Exhibition Location: Lila Acheson Wallace Wing, Design and Architecture Gallery

The studio craft movement developed in the U.S. during the years after World War II and has flourished internationally over the past 40 years. During this period, craft artists have experimented with non-traditional materials and new techniques, producing bold, abstract, and sculptural art, as well as continuing to make utilitarian objects. One of a Kind: The Studio Craft Movementon view from December 22, 2006, through December 2, 2007, features approximately 50 works from The Metropolitan Museum of Art's collection and will include furniture, ceramics, glass, metalwork, jewelry, and fiber. Many of these works have never been on view at the Metropolitan before, and several are recent acquisitions by the Museum.

One of a Kind will feature works by 47 artists, including such established figures as Ken Price, Robert Arneson, Wharton Esherick, Albert Paley, Ed Rossbach, and Ruth Duckworth, as well as younger artists such as Kyung-hee Hong, Axel Russmeyer, and Bonnie Seeman. In the studio craft movement, artists are directly involved in the actual process of making the object, not just conception and design. The handmade "woven walls" of Olga de Amaral (b. 1932) are remarkable for their technical finesse and their deeply felt references to the artist's native Colombia. In her intricate tapestry of silver leaf, the richly embellished ultramarine blue and silver strips are reminiscent of the rivers and waterfalls of her country. The work of Kyohei Fujita (Japanese, 1921–2004) bridges contemporary craft and the Japanese decorative art tradition. Fujita's striking use of color and contrasting metallic inclusions relate to the lacquer boxes (casuri bako) that are part of the Japanese tea ceremony, yet the abstract pattern and simple form is unmistakably modern.

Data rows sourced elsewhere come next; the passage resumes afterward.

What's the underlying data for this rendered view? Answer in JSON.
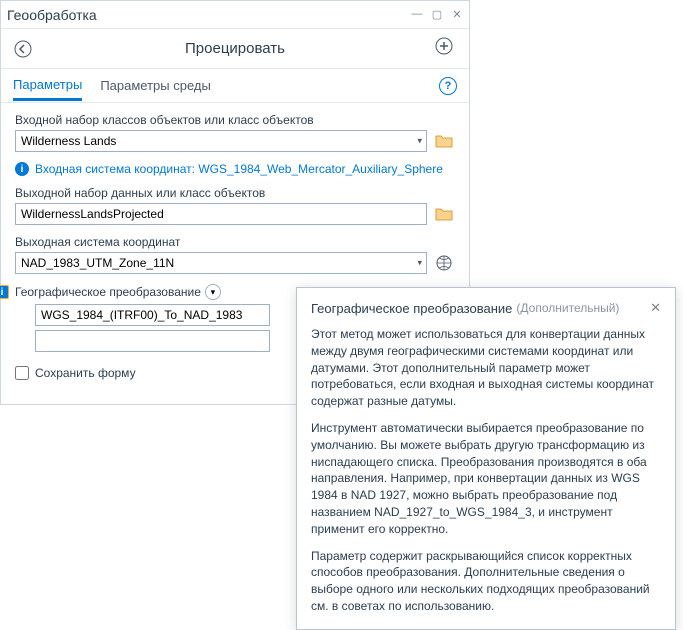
{
  "panel": {
    "title": "Геообработка",
    "tool_title": "Проецировать"
  },
  "tabs": {
    "parameters": "Параметры",
    "environment": "Параметры среды"
  },
  "fields": {
    "input_fc_label": "Входной набор классов объектов или класс объектов",
    "input_fc_value": "Wilderness Lands",
    "input_cs_info": "Входная система координат: WGS_1984_Web_Mercator_Auxiliary_Sphere",
    "output_fc_label": "Выходной набор данных или класс объектов",
    "output_fc_value": "WildernessLandsProjected",
    "output_cs_label": "Выходная система координат",
    "output_cs_value": "NAD_1983_UTM_Zone_11N",
    "geotrans_label": "Географическое преобразование",
    "geotrans_value": "WGS_1984_(ITRF00)_To_NAD_1983",
    "preserve_shape": "Сохранить форму"
  },
  "tooltip": {
    "title": "Географическое преобразование",
    "subtitle": "(Дополнительный)",
    "para1": "Этот метод может использоваться для конвертации данных между двумя географическими системами координат или датумами. Этот дополнительный параметр может потребоваться, если входная и выходная системы координат содержат разные датумы.",
    "para2": "Инструмент автоматически выбирается преобразование по умолчанию. Вы можете выбрать другую трансформацию из ниспадающего списка. Преобразования производятся в оба направления. Например, при конвертации данных из WGS 1984 в NAD 1927, можно выбрать преобразование под названием NAD_1927_to_WGS_1984_3, и инструмент применит его корректно.",
    "para3": "Параметр содержит раскрывающийся список корректных способов преобразования. Дополнительные сведения о выборе одного или нескольких подходящих преобразований см. в советах по использованию."
  }
}
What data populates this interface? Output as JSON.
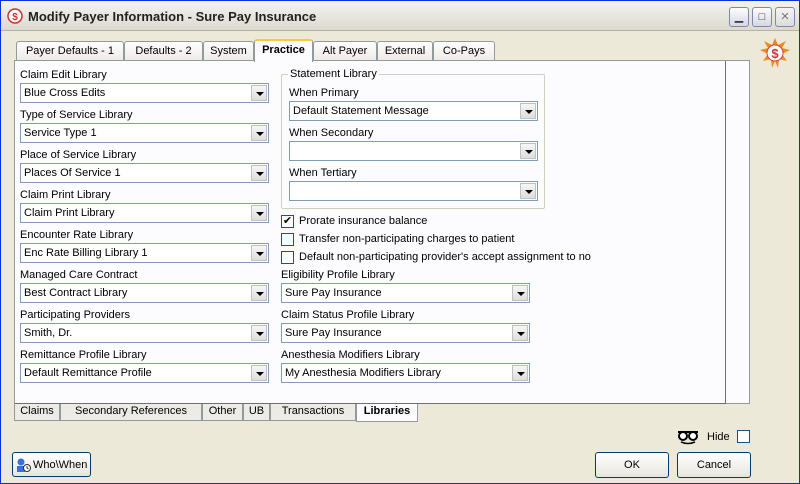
{
  "window": {
    "title": "Modify Payer Information - Sure Pay Insurance"
  },
  "tabs": [
    {
      "label": "Payer Defaults - 1"
    },
    {
      "label": "Defaults - 2"
    },
    {
      "label": "System"
    },
    {
      "label": "Practice"
    },
    {
      "label": "Alt Payer"
    },
    {
      "label": "External"
    },
    {
      "label": "Co-Pays"
    }
  ],
  "left_fields": [
    {
      "label": "Claim Edit Library",
      "value": "Blue Cross Edits"
    },
    {
      "label": "Type of Service Library",
      "value": "Service Type 1"
    },
    {
      "label": "Place of Service Library",
      "value": "Places Of Service 1"
    },
    {
      "label": "Claim Print Library",
      "value": "Claim Print Library"
    },
    {
      "label": "Encounter Rate Library",
      "value": "Enc Rate Billing Library 1"
    },
    {
      "label": "Managed Care Contract",
      "value": "Best Contract Library"
    },
    {
      "label": "Participating Providers",
      "value": "Smith, Dr."
    },
    {
      "label": "Remittance Profile Library",
      "value": "Default Remittance Profile"
    }
  ],
  "statement": {
    "legend": "Statement Library",
    "fields": [
      {
        "label": "When Primary",
        "value": "Default Statement Message"
      },
      {
        "label": "When Secondary",
        "value": ""
      },
      {
        "label": "When Tertiary",
        "value": ""
      }
    ]
  },
  "checks": [
    {
      "label": "Prorate insurance balance",
      "checked": true
    },
    {
      "label": "Transfer non-participating charges to patient",
      "checked": false
    },
    {
      "label": "Default non-participating provider's accept assignment to no",
      "checked": false
    }
  ],
  "right_fields": [
    {
      "label": "Eligibility Profile Library",
      "value": "Sure Pay Insurance"
    },
    {
      "label": "Claim Status Profile Library",
      "value": "Sure Pay Insurance"
    },
    {
      "label": "Anesthesia Modifiers Library",
      "value": "My Anesthesia Modifiers Library"
    }
  ],
  "bottom_tabs": [
    {
      "label": "Claims"
    },
    {
      "label": "Secondary References"
    },
    {
      "label": "Other"
    },
    {
      "label": "UB"
    },
    {
      "label": "Transactions"
    },
    {
      "label": "Libraries"
    }
  ],
  "footer": {
    "hide_label": "Hide",
    "whowhen_label": "Who\\When",
    "ok_label": "OK",
    "cancel_label": "Cancel"
  },
  "icons": [
    "app-icon",
    "minimize-icon",
    "maximize-icon",
    "close-icon",
    "dollar-logo-icon",
    "glasses-icon",
    "whowhen-icon",
    "dropdown-arrow-icon"
  ],
  "colors": {
    "tab_highlight": "#ffc83c",
    "accent_blue": "#0831d9",
    "logo_orange": "#f08a1c"
  }
}
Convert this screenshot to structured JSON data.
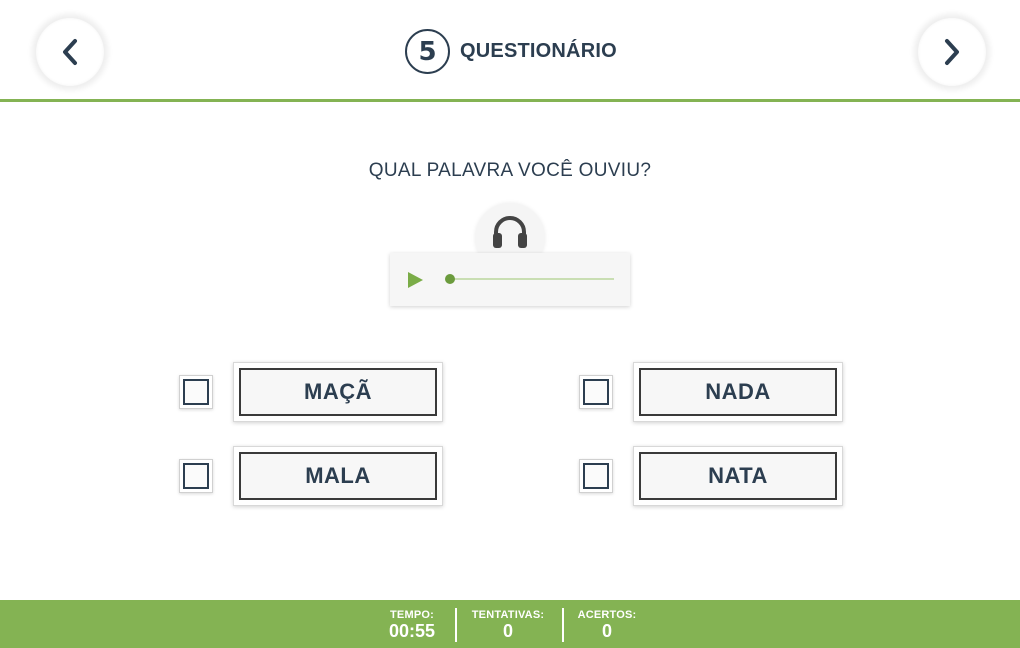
{
  "header": {
    "prev_icon": "chevron-left-icon",
    "next_icon": "chevron-right-icon",
    "step_number": "5",
    "title": "QUESTIONÁRIO"
  },
  "question": {
    "text": "QUAL PALAVRA VOCÊ OUVIU?"
  },
  "audio": {
    "icon": "headphones-icon",
    "play_icon": "play-icon",
    "progress": 0
  },
  "options": [
    {
      "label": "MAÇÃ",
      "checked": false
    },
    {
      "label": "NADA",
      "checked": false
    },
    {
      "label": "MALA",
      "checked": false
    },
    {
      "label": "NATA",
      "checked": false
    }
  ],
  "footer": {
    "tempo_label": "TEMPO:",
    "tempo_value": "00:55",
    "tentativas_label": "TENTATIVAS:",
    "tentativas_value": "0",
    "acertos_label": "ACERTOS:",
    "acertos_value": "0"
  },
  "colors": {
    "accent_green": "#84b353",
    "dark_navy": "#2c3e50",
    "play_green": "#7aac47"
  }
}
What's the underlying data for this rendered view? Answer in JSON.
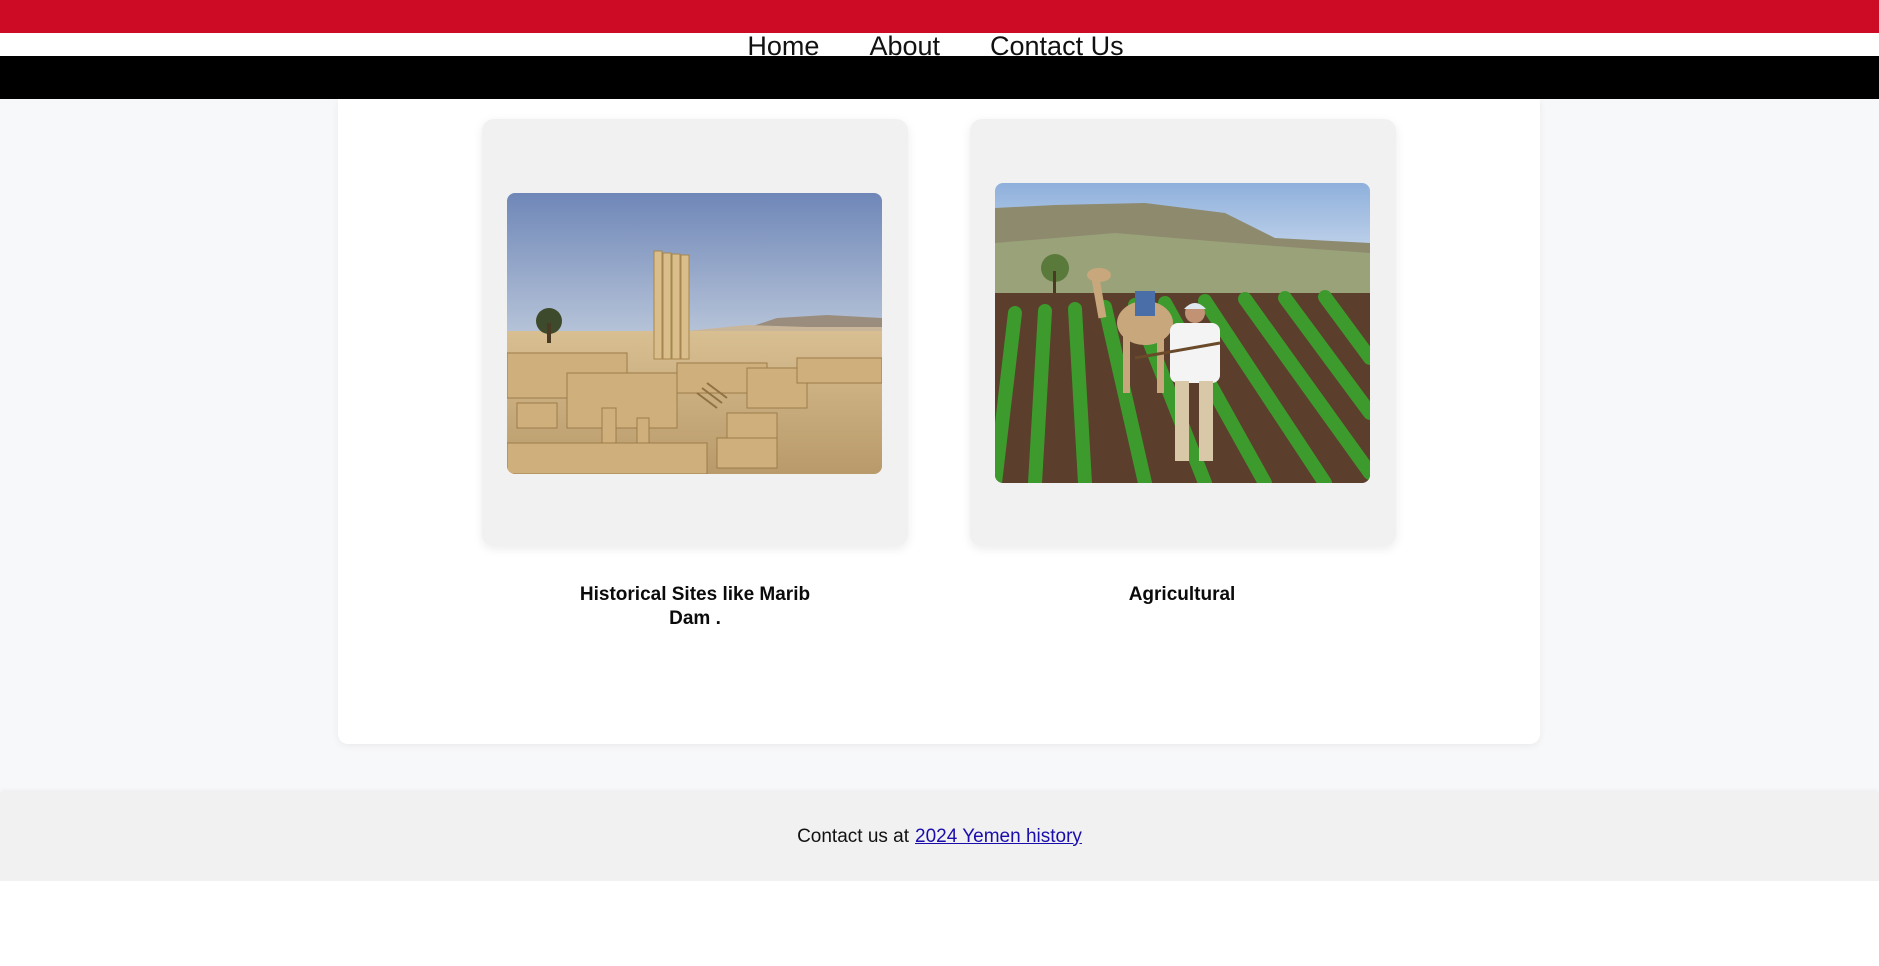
{
  "nav": {
    "items": [
      {
        "label": "Home"
      },
      {
        "label": "About"
      },
      {
        "label": "Contact Us"
      }
    ]
  },
  "cards": [
    {
      "caption": "Historical Sites like Marib Dam .",
      "image": "ancient-temple-ruins-columns"
    },
    {
      "caption": "Agricultural",
      "image": "camel-plowing-field"
    }
  ],
  "footer": {
    "text": "Contact us at",
    "link_text": "2024 Yemen history"
  },
  "colors": {
    "flag_red": "#ce0b24",
    "flag_white": "#ffffff",
    "flag_black": "#000000",
    "link": "#1a0dab"
  }
}
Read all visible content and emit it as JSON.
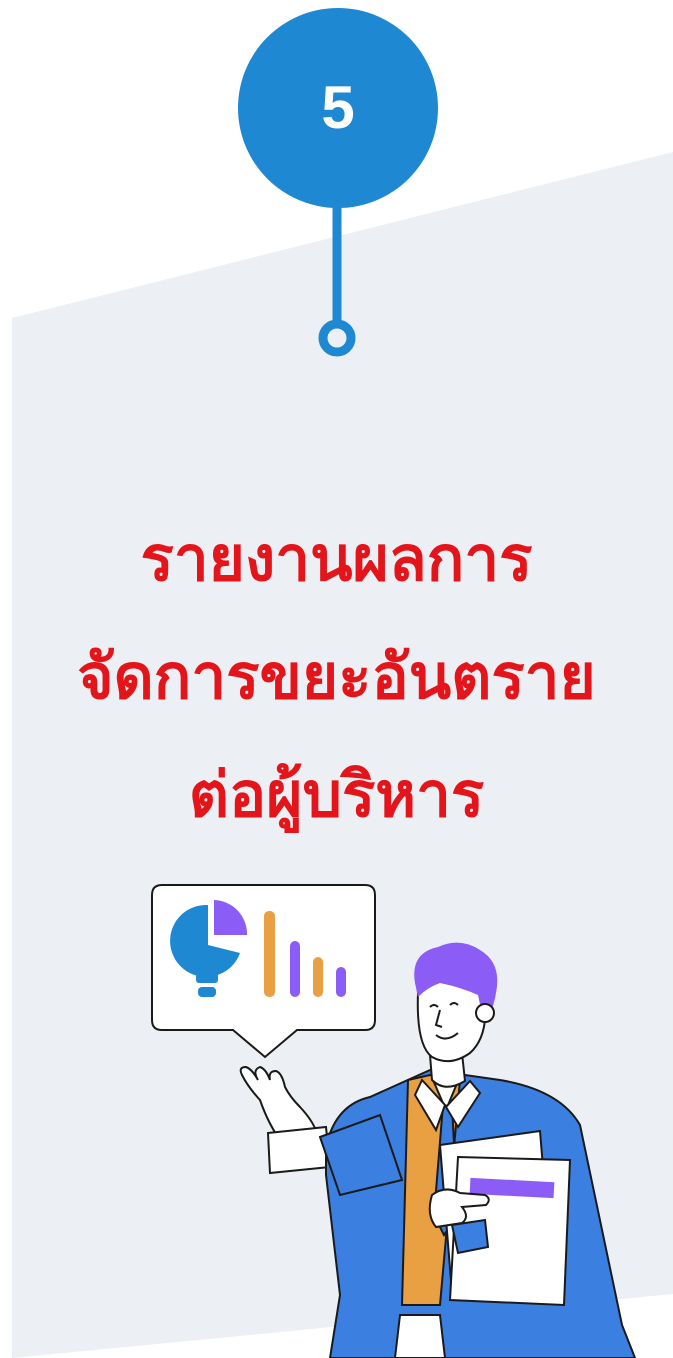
{
  "step": {
    "number": "5"
  },
  "title": {
    "line1": "รายงานผลการ",
    "line2": "จัดการขยะอันตราย",
    "line3": "ต่อผู้บริหาร"
  },
  "colors": {
    "accent_blue": "#1e88d2",
    "title_red": "#e3151b",
    "panel_gray": "#eceff3",
    "jacket_blue": "#3b7fe0",
    "hair_purple": "#8b5cf6",
    "vest_orange": "#e8a042"
  },
  "illustration": {
    "speech_bubble_icons": [
      "pie-chart-lightbulb-icon",
      "bar-chart-icon"
    ]
  }
}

Studio craft works are often notable for their sense of humor and their provocative forms. The chests and cabinets of John Cederquist (American, b. 1946) combine playful trompe l'oeil with highly skilled traditional craftsmanship that is both contemporary and functional. The carefully constructed veneers of his furniture create the appearance of a three-dimensional surface that conceals the birch plywood substructure. Bonnie Seeman (American, b. 1969) evokes the naturalistic vegetable forms of mid-18th-century British ceramic manufacturers with her bright porcelain coffeepot. The artist plays with contemporary themes of attraction and repulsion through forms that first appear to represent rhubarb and cabbage leaves, but, on closer look, suggests human tissue and bone.

One of a Kind is organized by Jane Adlin, Associate Curator in the Metropolitan's Department of Nineteenth-Century, Modern, and Contemporary Art.

The exhibition will also be featured on the Museum's Web site,

# # #

July 12, 2007

Press resources